NEW YORK TIMES BESTSELLER • NAMED ONE OF THE BEST BOOKS OF THE YEAR BY THE NEW YORK TIMES BOOK REVIEW AND THE ECONOMIST Winner of the Natan Book Award, the National Jewish Book Award, and the Anisfield-Wolf Book Award An authoritative and deeply personal narrative history of the State of Israel, by one of the most influential journalists writing about the Middle East today Not since Thomas L. Friedman’s groundbreaking From Beirut to Jerusalem has a book captured the essence and the beating heart of the Middle East as keenly and dynamically as My Promised Land. Facing unprecedented internal and external pressures, Israel today is at a moment of existential crisis. Ari Shavit draws on interviews, historical documents, private diaries, and letters, as well as his own family’s story, illuminating the pivotal moments of the Zionist century to tell a riveting narrative that is larger than the sum of its parts: both personal and national, both deeply human and of profound historical dimension. We meet Shavit’s great-grandfather, a British Zionist who in 1897 visited the Holy Land on a Thomas Cook tour and understood that it was the way of the future for his people; the idealist young farmer who bought land from his Arab neighbor in the 1920s to grow the Jaffa oranges that would create Palestine’s booming economy; the visionary youth group leader who, in the 1940s, transformed Masada from the neglected ruins of an extremist sect into a powerful symbol for Zionism; the Palestinian who as a young man in 1948 was driven with his family from his home during the expulsion from Lydda; the immigrant orphans of Europe’s Holocaust, who took on menial work and focused on raising their children to become the leaders of the new state; the pragmatic engineer who was instrumental in developing Israel’s nuclear program in the 1960s, in the only interview he ever gave; the zealous religious Zionists who started the settler movement in the 1970s; the dot-com entrepreneurs and young men and women behind Tel-Aviv’s booming club scene; and today’s architects of Israel’s foreign policy with Iran, whose nuclear threat looms ominously over the tiny country. As it examines the complexities and contradictions of the Israeli condition, My Promised Land asks difficult but important questions: Why did Israel come to be? How did it come to be? Can Israel survive? Culminating with an analysis of the issues and threats that Israel is currently facing, My Promised Land uses the defining events of the past to shed new light on the present. The result is a landmark portrait of a small, vibrant country living on the edge, whose identity and presence play a crucial role in today’s global political landscape. Praise for My Promised Land “This book will sweep you up in its narrative force and not let go of you until it is done. [Shavit’s] accomplishment is so unlikely, so total . . . that it makes you believe anything is possible, even, God help us, peace in the Middle East.”—Simon Schama, Financial Times “[A] must-read book.”—Thomas L. Friedman, The New York Times “Important and powerful . . . the least tendentious book about Israel I have ever read.”—Leon Wieseltier, The New York Times Book Review “Spellbinding . . . Shavit’s prophetic voice carries lessons that all sides need to hear.”—The Economist “One of the most nuanced and challenging books written on Israel in years.”—The Wall Street Journal

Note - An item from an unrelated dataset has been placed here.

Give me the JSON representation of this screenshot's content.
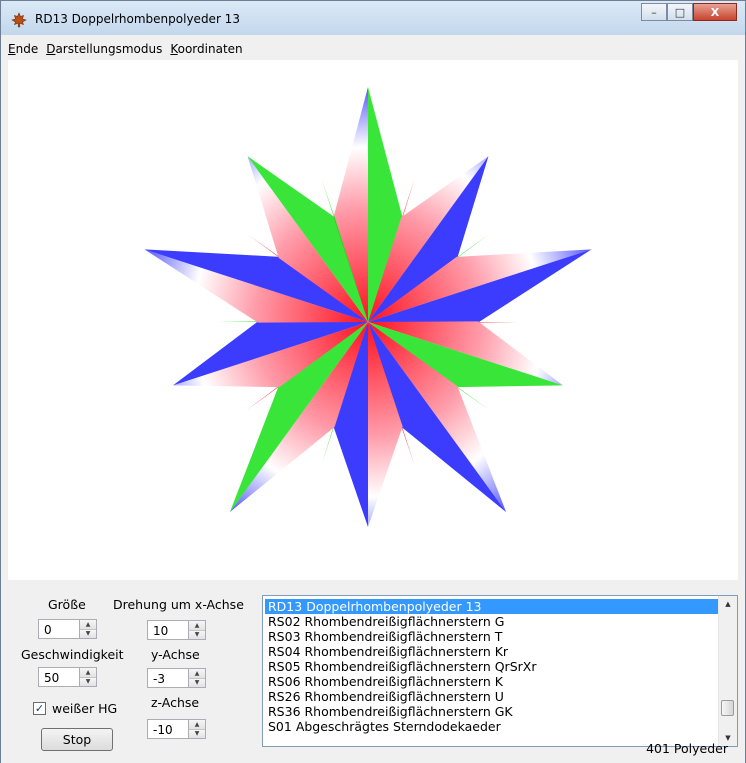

Recommended Reference Books for Small and Medium-sized Libraries and Media Centers

Author: Bohdan S. Wynar

Publisher: N.A

ISBN: 9781563087660

Category: Reference books

Page: 305

View: 8117


Essential for reference work and indispensable for collection development, this book allows you to locate the best new works in a given field through its convenient subject arrangement; to consult other published reviews from the citations provided; and to compare price, scope, and coverage of reference books in a particular subject area. The more than 500 books reviewed in this 19th annual edition have been selected from American Reference Books Annual (Libraries Unlimited, 1999) as the most valuable, recent (most from 1998, some from 1997) reference titles for smaller libraries.